(Data about app and page elements)
= = = = = = =
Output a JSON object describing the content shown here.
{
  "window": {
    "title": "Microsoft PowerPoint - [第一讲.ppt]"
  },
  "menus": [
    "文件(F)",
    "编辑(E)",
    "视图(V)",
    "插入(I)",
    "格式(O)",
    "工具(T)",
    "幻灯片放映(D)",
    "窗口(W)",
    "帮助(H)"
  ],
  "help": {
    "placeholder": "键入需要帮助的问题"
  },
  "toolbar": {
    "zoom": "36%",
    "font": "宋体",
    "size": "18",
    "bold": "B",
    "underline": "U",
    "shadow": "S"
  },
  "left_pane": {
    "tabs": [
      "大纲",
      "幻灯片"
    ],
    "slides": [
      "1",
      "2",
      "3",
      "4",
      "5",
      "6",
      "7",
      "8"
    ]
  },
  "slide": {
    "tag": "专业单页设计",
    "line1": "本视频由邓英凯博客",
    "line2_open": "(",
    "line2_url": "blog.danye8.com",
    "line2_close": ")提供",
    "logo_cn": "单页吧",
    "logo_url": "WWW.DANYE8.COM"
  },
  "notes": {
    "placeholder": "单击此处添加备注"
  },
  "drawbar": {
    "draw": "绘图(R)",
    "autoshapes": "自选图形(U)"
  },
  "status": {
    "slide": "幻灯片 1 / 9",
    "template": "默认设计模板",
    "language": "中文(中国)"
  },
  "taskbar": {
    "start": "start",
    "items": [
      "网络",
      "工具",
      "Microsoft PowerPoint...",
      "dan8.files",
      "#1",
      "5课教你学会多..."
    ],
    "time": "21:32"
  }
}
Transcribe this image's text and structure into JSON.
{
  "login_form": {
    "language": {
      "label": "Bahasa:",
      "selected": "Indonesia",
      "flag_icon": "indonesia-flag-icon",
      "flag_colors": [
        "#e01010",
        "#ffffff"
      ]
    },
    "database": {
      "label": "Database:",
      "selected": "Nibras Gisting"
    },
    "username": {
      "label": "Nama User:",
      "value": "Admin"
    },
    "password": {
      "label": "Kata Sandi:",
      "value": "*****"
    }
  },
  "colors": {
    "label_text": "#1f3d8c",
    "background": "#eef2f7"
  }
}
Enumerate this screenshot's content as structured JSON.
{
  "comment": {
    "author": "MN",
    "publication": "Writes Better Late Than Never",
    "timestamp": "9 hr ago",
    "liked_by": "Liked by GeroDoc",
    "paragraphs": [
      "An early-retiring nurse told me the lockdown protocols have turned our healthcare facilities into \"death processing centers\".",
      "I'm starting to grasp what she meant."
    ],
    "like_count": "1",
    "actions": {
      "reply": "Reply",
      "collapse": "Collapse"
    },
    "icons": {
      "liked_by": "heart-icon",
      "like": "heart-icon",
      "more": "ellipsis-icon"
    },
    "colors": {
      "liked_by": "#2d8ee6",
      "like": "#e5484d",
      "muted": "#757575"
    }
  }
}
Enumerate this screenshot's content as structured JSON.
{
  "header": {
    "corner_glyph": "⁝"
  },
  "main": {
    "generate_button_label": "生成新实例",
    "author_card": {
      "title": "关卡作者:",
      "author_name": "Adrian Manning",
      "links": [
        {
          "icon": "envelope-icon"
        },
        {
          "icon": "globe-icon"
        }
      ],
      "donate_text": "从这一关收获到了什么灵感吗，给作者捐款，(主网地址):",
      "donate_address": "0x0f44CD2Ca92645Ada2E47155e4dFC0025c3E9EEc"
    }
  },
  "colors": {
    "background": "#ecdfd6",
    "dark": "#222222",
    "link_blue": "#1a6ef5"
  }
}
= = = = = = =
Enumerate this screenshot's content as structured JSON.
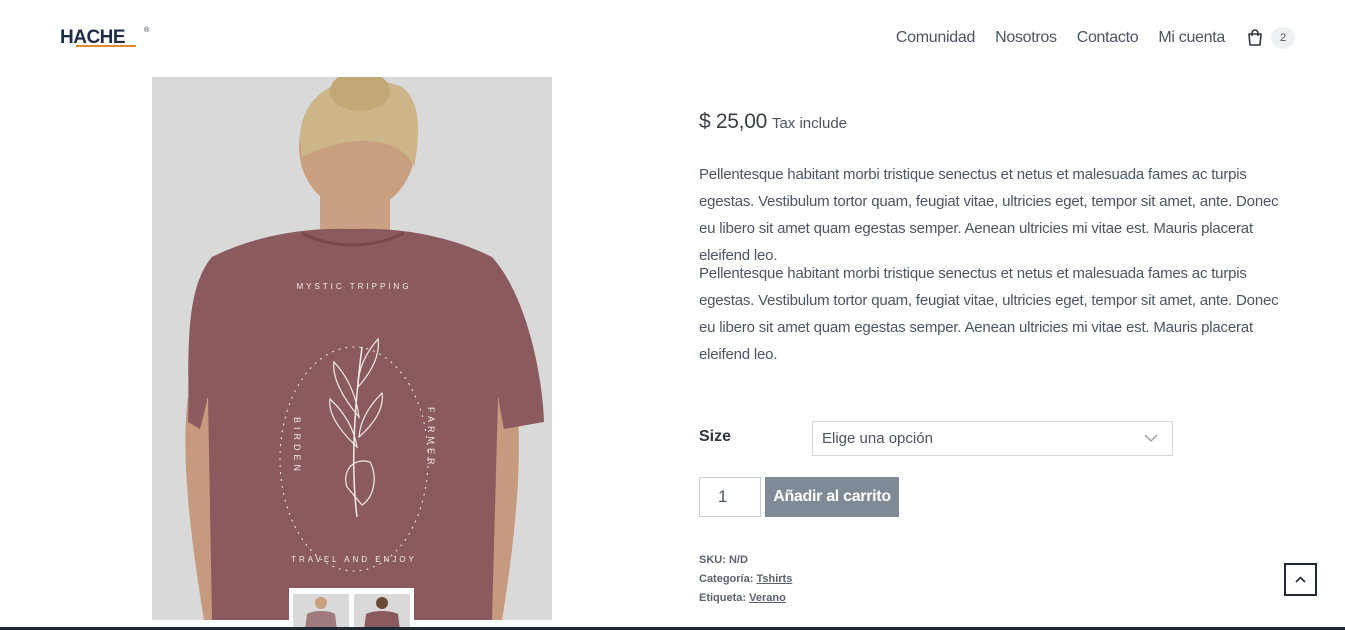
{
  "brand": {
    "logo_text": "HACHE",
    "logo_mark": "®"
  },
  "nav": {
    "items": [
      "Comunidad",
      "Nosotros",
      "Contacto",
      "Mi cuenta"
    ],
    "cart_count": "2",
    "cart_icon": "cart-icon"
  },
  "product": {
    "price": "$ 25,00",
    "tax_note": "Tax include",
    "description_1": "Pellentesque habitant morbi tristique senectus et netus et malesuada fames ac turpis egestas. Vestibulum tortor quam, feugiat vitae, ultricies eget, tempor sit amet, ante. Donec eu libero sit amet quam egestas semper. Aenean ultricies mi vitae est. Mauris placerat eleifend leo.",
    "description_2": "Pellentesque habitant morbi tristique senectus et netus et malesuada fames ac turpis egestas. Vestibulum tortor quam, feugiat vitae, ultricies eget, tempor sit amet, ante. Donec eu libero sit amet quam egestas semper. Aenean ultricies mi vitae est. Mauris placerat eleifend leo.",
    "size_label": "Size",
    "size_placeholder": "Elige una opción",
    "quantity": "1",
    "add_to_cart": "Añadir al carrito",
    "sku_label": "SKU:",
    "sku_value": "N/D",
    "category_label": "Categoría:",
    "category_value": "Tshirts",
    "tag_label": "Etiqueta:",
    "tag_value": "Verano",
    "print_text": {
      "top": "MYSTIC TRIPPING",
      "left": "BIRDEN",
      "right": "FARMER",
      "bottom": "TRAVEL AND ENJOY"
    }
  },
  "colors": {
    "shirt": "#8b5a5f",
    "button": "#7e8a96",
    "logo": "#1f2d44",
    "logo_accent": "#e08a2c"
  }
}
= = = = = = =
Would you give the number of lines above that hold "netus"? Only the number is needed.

2